Gelernt told HuffPost the request is an “enormous undertaking” that would be difficult to complete, given the fact that some of the parents live in remote, dangerous regions that advocates have to reach by foot.
He thinks the government is trying to stall its decision by demanding more paperwork, and he says the ACLU will be meeting with immigration officials in the next few days to determine whether added information about the deported parents is really necessary.
Pinheiro says the government is deliberately creating an “overly complex process” so that deported parents seeking asylum will be easier to reject. “The whole thing really seemed to me like a bad-faith effort to delay the decision,” she said.“‘Zero tolerance’ was a deterrence policy and they are still using it.”
Pinheiro says the Trump administration needs to come up with a plan fast. She is constantly hearing from more deported parents who want to cross the border and given that the judge in the ACLU lawsuit could expand the class to include the potentially thousands more families who were separated before “zero tolerance.”
We continue to do the government’s job for them. They are not giving us a response for these families, and we need to hold them accountable. Sandra Cordero, the director of Families Belong Together
Sandra Cordero, the director of Families Belong Together who helped organize the deported parents’ trip to the border last weekend, says it’s disappointing the government’s inaction is forcing advocates and organizations with a lack of resources to do all the work.

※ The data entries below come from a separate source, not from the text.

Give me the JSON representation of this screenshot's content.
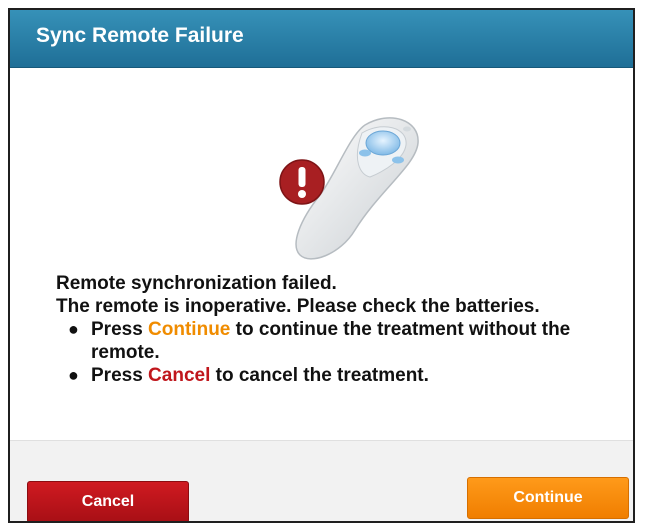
{
  "dialog": {
    "title": "Sync Remote Failure"
  },
  "illustration": {
    "remote_icon": "remote-control-icon",
    "alert_icon": "exclamation-alert-icon",
    "alert_color": "#a81f22"
  },
  "message": {
    "line1": "Remote synchronization failed.",
    "line2": "The remote is inoperative. Please check the batteries.",
    "bullets": [
      {
        "prefix": "Press ",
        "keyword": "Continue",
        "suffix": " to continue the treatment without the remote."
      },
      {
        "prefix": "Press ",
        "keyword": "Cancel",
        "suffix": " to cancel the treatment."
      }
    ]
  },
  "buttons": {
    "cancel_label": "Cancel",
    "continue_label": "Continue"
  },
  "colors": {
    "title_bar": "#2a82ab",
    "cancel": "#c0161c",
    "continue": "#f5870a"
  }
}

“We continue to do the government’s job for them,” she said. “They are not giving us a response for these families, and we need to hold them accountable.”
Mateo says he thinks of his son every day while he works on a farm, and often bursts into tears on the job. His only speaks to the teenager once a week and says it’s painful to hear his voice without being able to see him.
The father is waiting to find out whether the government will allow him back into the U.S. If not, he might try and cross the border again anyway, adding that he would “risk his life” to be reunited with his child.
“I know my son needs me and I miss him,” Mateo said. “He tells me all the time that he wants me there, and I want to be there to see him grow up.”
Julie Piñero contributed reporting to this article.